SCELSE’s biofilm detection and control integrated programme involves identifying compounds that specifically report on biofilms and the biofilm mode of life, together with developing anti-biofilm drugs to interfere with stages unique to and essential for biofilm development and maintenance. The rationale behind this effort is the now accepted realisation that tomorrow’s antimicrobials and antibiotics must be effective against biofilm microbes, which are many-fold more resistant than planktonic cells. SCELSE’s antibiofilm drugs programme identifies and develops compounds that interfere with key stages in biofilm development and maintenance. Biofilm-specific assays and a range of novel molecular-based systems are used to report on biofilm-unique targets and traits in populations and communities.
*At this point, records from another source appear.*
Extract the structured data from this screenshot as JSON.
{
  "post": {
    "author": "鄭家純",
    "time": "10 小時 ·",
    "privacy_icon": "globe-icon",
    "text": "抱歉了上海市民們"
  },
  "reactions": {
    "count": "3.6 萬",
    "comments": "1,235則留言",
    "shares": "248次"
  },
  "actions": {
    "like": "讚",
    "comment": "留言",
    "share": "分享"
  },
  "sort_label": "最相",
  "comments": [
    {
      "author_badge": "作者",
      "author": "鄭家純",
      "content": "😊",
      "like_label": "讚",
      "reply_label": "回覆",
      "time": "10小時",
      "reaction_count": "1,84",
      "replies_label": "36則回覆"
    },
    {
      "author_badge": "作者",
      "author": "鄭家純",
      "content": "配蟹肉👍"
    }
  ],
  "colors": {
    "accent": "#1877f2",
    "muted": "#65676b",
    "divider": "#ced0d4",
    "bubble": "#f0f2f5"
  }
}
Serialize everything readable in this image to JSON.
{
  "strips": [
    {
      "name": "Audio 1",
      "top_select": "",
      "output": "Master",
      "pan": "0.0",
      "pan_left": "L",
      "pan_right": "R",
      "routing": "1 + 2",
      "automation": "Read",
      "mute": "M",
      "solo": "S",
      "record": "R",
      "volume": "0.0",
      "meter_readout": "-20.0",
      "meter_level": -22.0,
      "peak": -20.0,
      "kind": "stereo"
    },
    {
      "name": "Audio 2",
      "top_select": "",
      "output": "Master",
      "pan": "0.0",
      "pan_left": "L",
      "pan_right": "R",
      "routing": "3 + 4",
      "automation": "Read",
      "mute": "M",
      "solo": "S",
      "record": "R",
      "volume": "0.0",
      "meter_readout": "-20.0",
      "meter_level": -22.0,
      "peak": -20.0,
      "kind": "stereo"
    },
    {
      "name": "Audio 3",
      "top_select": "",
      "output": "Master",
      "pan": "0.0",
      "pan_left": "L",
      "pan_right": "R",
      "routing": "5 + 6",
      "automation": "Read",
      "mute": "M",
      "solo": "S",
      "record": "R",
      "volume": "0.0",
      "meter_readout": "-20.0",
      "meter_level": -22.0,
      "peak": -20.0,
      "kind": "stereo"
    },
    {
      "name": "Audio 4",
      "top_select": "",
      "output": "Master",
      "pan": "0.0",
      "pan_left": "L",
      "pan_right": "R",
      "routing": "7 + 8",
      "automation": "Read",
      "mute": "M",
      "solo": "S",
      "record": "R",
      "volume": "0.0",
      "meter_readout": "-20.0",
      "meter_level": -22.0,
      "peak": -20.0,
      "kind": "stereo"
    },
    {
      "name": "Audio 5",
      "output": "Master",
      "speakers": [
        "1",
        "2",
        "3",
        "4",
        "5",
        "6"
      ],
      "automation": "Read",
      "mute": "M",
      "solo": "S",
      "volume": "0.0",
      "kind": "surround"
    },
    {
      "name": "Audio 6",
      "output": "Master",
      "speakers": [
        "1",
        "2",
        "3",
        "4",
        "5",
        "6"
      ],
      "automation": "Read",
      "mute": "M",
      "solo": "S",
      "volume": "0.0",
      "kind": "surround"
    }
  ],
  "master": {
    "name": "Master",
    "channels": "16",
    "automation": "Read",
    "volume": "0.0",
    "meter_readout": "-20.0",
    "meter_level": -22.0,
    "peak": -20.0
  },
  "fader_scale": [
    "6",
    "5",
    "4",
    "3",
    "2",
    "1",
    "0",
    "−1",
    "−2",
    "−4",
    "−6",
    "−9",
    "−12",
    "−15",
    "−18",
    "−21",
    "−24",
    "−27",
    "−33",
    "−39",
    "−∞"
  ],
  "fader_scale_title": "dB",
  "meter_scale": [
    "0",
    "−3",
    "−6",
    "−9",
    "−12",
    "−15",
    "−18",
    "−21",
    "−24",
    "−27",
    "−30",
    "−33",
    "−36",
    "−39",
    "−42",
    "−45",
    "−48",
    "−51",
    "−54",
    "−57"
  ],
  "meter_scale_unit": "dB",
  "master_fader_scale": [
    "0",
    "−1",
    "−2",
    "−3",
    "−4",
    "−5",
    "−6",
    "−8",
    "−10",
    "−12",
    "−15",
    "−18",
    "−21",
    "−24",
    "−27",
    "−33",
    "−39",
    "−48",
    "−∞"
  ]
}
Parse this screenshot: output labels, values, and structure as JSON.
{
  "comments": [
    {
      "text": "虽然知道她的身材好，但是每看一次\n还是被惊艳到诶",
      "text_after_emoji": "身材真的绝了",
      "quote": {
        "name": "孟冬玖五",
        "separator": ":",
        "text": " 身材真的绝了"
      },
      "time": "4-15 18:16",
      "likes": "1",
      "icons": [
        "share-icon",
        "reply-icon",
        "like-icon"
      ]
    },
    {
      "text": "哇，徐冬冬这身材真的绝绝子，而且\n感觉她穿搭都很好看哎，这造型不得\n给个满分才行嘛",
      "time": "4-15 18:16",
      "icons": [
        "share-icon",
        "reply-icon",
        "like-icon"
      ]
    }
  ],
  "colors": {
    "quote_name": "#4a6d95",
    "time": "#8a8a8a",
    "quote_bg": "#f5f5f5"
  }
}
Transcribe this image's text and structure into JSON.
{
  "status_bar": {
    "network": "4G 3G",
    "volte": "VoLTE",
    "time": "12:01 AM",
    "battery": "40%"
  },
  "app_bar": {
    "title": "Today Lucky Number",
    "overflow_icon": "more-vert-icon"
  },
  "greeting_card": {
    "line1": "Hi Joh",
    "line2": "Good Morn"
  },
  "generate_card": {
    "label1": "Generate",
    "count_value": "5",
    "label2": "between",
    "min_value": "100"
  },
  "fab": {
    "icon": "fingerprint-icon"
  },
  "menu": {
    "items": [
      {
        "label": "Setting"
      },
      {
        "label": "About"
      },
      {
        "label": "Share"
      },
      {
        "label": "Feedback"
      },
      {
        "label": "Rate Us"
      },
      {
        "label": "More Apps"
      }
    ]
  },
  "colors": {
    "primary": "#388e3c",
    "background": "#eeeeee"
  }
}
The antibiofilm drugs programme involves molecular design of reporter systems, computational and synthetic chemistry, transcriptomics and other specific and efficacy measures, and in vivo animal models.

This core program establishes and utilises unique biofilm traits in populations and communities and employs the molecular design of reporter systems, computational and synthetic chemistry, and transcriptomics, as well as and in vivo animal models for testing and validation.

More specifically, SCELSE’s research involves defining targets representing responses or structural features that are key for the biofilm biology. A range of reporter assays has been developed both virtually (in silico) and experimentally, targetting different regulatory levels of quorum sensing, c-di-GMP and nitric oxide intracellular signaling systems, matrix polymers, and secretory/export sites, all of which have delivered leads in library screens. Once identified, antibiofilm agents are tested in concert with antibiotics as tools to combat chronic infections. The programme also involves developing a sophisticated strategy for delivery of such drugs to target sites within the biofilm by creating double (or multiple) warhead compounds that release dispersal agents upon contact with a biofilm target, thus forcing the cells into a more susceptible planktonic state and improving antimicrobial/host immune system efficacy.  

Specific research objectives include:

  • Identifying response targets/structural features that are key for the biofilm biology;
  • Examining anti-biofilm agents in concert with antibiotics as tools to combat chronic infections;
  • Creating compounds for biofilm specific release of dispersal agents to provide antimicrobial efficacy against dispersed planktonic cells;
  • Identifying drugs that target biofilm mediated infections based on interactions with the host immune system;
  • Exploiting the properties of growth cycles under stress conditions as a base for antimicrobial discoveries.